Result: Client uses the Demand-Supply-Catchment system to direct its site selection and on-the-ground business development efforts. The client is confident that their search efforts are directed towards the best locations.

Advertising to HNWI for Luxury Retailer

Question: Where do our target customers (High Net Worth Individuals) live in China and how can we reach them with advertisements?

Approach: Webster Pacific used their Asset Band and Population Data Blocks combined with their in-house real estate data set to isolate the 10 most exclusive villas and the 10 most exclusive communities (groups of condominiums) in Shanghai and Shenzhen.  We then developed a plan to do targeted advertising using 1) the TV screens in the elevators of these communities and 2) geofencing to put advertisements on the mobile phones of the residents.

Result: Our client was able to successfully reach their target customer and reach their target clients.

Wealth Growth Maps

Question:  In which neighborhoods is wealth increasing most quickly?

Approach:  We developed the wealth growth maps, which estimate where wealth of all income levels is increasing in a city.  These maps are based on proprietary analytics and publicly available data. The analysis uses historical census data about income, households and population, and is backtested with recent real estate prices.

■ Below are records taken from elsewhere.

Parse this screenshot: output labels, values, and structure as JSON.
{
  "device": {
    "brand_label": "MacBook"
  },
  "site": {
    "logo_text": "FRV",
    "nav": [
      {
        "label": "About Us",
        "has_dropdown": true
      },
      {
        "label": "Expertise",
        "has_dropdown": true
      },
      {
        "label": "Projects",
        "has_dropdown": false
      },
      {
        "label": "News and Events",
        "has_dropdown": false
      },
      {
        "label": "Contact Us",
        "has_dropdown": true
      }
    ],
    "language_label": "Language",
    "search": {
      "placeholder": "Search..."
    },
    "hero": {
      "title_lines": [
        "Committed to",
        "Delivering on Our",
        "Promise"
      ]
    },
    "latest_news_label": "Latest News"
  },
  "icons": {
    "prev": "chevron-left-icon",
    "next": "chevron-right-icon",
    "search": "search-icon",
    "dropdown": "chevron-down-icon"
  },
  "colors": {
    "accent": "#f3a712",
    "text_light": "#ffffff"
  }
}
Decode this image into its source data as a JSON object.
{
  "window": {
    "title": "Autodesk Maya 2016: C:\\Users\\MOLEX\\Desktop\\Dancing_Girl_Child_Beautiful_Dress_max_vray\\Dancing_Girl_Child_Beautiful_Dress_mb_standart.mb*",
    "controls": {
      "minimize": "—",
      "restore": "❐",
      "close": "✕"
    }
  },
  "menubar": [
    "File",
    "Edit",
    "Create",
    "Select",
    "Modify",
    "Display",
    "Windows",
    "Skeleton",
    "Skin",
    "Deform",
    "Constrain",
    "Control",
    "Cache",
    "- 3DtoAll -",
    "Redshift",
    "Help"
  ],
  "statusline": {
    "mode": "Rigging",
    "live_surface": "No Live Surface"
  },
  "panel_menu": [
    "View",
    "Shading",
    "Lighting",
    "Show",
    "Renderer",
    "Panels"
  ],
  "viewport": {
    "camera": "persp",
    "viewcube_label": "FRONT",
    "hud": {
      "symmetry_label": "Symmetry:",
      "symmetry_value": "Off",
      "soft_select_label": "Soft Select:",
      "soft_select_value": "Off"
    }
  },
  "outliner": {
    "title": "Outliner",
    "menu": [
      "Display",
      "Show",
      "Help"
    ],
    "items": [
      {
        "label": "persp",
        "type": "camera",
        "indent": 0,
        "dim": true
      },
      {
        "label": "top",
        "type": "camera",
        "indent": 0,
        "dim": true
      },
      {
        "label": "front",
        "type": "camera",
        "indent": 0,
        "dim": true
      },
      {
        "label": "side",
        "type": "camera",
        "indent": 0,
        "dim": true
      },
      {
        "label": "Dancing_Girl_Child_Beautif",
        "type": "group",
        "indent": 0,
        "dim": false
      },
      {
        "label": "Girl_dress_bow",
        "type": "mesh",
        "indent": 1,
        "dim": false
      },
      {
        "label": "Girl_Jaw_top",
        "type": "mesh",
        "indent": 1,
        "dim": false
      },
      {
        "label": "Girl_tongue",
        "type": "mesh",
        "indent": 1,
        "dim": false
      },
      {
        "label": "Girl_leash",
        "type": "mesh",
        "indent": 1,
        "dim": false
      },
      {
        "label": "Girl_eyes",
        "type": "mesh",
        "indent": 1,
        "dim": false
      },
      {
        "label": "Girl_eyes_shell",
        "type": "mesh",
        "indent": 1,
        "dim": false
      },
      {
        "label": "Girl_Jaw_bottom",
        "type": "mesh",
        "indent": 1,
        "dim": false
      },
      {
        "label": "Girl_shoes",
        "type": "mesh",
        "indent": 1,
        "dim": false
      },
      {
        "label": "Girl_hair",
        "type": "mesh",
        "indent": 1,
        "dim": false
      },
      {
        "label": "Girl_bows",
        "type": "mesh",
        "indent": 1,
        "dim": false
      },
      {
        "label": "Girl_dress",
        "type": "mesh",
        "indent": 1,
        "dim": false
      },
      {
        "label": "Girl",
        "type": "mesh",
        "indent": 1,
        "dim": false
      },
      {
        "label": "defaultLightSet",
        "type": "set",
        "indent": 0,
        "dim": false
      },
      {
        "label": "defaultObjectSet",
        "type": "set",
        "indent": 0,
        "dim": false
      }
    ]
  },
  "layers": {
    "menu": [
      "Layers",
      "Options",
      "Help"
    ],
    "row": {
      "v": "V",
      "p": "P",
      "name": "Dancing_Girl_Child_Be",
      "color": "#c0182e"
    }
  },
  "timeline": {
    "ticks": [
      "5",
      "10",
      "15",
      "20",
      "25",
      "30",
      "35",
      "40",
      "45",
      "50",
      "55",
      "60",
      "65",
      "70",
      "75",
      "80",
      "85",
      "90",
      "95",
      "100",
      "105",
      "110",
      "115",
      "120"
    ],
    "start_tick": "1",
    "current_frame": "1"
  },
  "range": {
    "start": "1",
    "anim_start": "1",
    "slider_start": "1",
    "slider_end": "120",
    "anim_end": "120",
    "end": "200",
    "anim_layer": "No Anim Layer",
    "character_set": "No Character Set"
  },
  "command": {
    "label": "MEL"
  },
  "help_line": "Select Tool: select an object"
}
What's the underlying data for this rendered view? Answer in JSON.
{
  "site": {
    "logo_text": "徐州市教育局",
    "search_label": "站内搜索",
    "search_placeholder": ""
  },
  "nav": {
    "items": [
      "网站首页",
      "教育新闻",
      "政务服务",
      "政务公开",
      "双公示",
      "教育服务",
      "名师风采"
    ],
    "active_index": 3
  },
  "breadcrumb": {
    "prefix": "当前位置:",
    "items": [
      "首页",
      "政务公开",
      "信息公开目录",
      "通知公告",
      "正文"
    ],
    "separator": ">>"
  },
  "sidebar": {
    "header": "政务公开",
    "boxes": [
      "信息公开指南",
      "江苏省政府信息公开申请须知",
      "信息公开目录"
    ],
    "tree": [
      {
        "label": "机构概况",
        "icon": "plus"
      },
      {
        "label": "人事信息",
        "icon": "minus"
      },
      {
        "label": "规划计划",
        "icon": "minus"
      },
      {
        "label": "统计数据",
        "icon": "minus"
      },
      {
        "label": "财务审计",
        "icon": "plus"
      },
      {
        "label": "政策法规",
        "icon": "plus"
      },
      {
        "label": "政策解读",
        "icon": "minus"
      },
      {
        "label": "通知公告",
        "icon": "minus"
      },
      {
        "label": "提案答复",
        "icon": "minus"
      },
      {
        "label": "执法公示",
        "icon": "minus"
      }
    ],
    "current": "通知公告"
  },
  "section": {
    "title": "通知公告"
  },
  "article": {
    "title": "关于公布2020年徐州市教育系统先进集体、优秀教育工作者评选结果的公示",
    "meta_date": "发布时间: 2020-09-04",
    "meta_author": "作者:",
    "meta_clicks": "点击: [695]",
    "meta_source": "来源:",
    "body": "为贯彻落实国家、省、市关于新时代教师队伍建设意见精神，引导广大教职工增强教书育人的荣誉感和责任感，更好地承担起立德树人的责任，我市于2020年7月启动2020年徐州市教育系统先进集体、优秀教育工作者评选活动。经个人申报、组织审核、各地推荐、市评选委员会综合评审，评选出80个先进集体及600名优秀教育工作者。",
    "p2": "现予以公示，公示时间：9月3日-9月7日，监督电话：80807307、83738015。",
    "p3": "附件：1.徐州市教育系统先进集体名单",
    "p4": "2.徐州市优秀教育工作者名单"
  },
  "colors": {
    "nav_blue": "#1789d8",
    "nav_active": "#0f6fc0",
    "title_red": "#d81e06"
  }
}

This information is then organized on a drive-time basis and then displayed in the form of a heat map.

Result:  The client factored these insights into their commercial real estate investment decision-making for 5 markets across the United States.